Filter this data down to the lines that hold "color", and copy them.

○ ○ ○ ○ ○ ○ ○

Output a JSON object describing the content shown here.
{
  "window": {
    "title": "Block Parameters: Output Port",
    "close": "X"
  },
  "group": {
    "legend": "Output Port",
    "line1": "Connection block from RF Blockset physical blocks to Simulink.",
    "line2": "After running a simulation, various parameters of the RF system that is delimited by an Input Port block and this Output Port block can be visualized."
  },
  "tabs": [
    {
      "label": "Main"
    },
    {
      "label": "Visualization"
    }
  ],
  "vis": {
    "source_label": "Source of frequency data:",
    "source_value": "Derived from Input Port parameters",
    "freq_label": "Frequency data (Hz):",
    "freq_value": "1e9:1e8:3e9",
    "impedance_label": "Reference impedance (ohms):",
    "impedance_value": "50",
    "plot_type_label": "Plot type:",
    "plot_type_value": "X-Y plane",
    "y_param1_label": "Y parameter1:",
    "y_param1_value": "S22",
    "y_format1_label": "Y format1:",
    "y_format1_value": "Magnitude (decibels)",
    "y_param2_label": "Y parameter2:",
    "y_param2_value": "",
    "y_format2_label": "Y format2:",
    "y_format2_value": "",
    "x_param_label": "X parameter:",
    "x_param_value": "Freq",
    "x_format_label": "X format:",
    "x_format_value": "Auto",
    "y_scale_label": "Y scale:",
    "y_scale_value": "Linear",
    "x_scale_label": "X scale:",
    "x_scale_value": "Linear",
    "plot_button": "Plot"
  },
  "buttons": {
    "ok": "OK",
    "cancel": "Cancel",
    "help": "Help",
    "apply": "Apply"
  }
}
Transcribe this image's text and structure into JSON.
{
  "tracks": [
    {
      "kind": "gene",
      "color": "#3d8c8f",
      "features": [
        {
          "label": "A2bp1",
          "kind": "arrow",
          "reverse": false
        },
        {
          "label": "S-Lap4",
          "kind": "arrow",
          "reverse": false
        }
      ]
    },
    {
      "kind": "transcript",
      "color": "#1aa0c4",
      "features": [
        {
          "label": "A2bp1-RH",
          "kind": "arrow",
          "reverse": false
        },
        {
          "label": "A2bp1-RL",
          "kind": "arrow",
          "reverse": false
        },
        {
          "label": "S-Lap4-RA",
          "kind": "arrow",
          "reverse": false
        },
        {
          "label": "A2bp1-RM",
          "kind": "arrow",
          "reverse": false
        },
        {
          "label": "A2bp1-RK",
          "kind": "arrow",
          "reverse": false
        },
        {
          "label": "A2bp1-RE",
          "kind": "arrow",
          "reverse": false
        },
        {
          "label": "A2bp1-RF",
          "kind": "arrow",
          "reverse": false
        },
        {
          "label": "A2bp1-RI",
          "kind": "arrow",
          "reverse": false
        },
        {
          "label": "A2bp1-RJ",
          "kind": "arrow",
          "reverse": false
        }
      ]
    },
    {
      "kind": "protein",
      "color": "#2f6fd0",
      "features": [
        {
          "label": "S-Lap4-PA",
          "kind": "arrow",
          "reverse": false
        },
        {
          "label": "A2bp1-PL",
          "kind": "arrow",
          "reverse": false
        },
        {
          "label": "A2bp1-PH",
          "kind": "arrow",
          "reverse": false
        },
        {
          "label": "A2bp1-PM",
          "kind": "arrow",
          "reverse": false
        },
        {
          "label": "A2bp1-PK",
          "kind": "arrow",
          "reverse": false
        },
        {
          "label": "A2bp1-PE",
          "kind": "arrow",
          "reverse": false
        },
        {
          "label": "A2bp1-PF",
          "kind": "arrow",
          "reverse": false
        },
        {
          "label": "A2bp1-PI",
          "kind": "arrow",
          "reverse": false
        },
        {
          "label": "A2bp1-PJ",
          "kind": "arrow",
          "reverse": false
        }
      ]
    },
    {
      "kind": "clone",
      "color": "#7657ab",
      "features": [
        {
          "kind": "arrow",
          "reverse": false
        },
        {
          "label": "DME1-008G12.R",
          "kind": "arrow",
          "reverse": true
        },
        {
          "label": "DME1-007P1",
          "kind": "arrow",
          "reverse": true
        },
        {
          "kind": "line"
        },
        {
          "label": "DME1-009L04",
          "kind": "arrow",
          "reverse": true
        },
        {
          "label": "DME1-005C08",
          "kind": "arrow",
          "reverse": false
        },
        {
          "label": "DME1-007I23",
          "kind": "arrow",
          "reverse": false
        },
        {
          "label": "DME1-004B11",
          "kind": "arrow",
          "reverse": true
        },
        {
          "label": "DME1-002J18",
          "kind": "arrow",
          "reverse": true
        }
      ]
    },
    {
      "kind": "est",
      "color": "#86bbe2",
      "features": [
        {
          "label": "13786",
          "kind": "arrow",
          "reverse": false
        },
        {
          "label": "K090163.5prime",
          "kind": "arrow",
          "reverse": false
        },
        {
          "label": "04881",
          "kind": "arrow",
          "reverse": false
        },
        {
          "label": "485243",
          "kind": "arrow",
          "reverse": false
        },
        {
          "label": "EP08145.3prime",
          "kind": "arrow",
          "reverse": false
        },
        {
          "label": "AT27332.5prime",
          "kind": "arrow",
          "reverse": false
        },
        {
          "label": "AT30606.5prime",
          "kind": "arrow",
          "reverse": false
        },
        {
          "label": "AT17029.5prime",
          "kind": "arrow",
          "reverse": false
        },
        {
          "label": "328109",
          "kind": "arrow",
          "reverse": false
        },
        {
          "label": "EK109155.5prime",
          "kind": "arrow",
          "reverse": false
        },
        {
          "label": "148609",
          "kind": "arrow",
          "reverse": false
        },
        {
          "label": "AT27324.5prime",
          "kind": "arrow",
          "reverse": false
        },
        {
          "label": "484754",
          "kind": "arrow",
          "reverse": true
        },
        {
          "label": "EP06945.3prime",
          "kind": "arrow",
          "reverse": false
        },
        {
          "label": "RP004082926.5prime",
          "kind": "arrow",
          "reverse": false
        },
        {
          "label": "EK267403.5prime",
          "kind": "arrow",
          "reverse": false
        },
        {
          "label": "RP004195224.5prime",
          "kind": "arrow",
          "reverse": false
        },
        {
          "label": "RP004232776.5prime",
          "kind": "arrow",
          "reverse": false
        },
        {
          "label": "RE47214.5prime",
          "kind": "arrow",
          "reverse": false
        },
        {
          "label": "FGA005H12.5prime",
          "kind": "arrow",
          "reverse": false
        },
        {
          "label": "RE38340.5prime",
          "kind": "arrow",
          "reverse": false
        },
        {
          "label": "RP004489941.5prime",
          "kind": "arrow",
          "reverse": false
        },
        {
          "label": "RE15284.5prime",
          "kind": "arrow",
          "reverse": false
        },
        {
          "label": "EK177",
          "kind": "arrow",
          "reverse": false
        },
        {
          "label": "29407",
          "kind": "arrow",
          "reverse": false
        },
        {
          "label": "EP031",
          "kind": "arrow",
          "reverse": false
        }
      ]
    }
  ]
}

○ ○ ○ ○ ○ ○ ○

Response box =>
      "color": "#3d8c8f",
      "color": "#1aa0c4",
      "color": "#2f6fd0",
      "color": "#7657ab",
      "color": "#86bbe2",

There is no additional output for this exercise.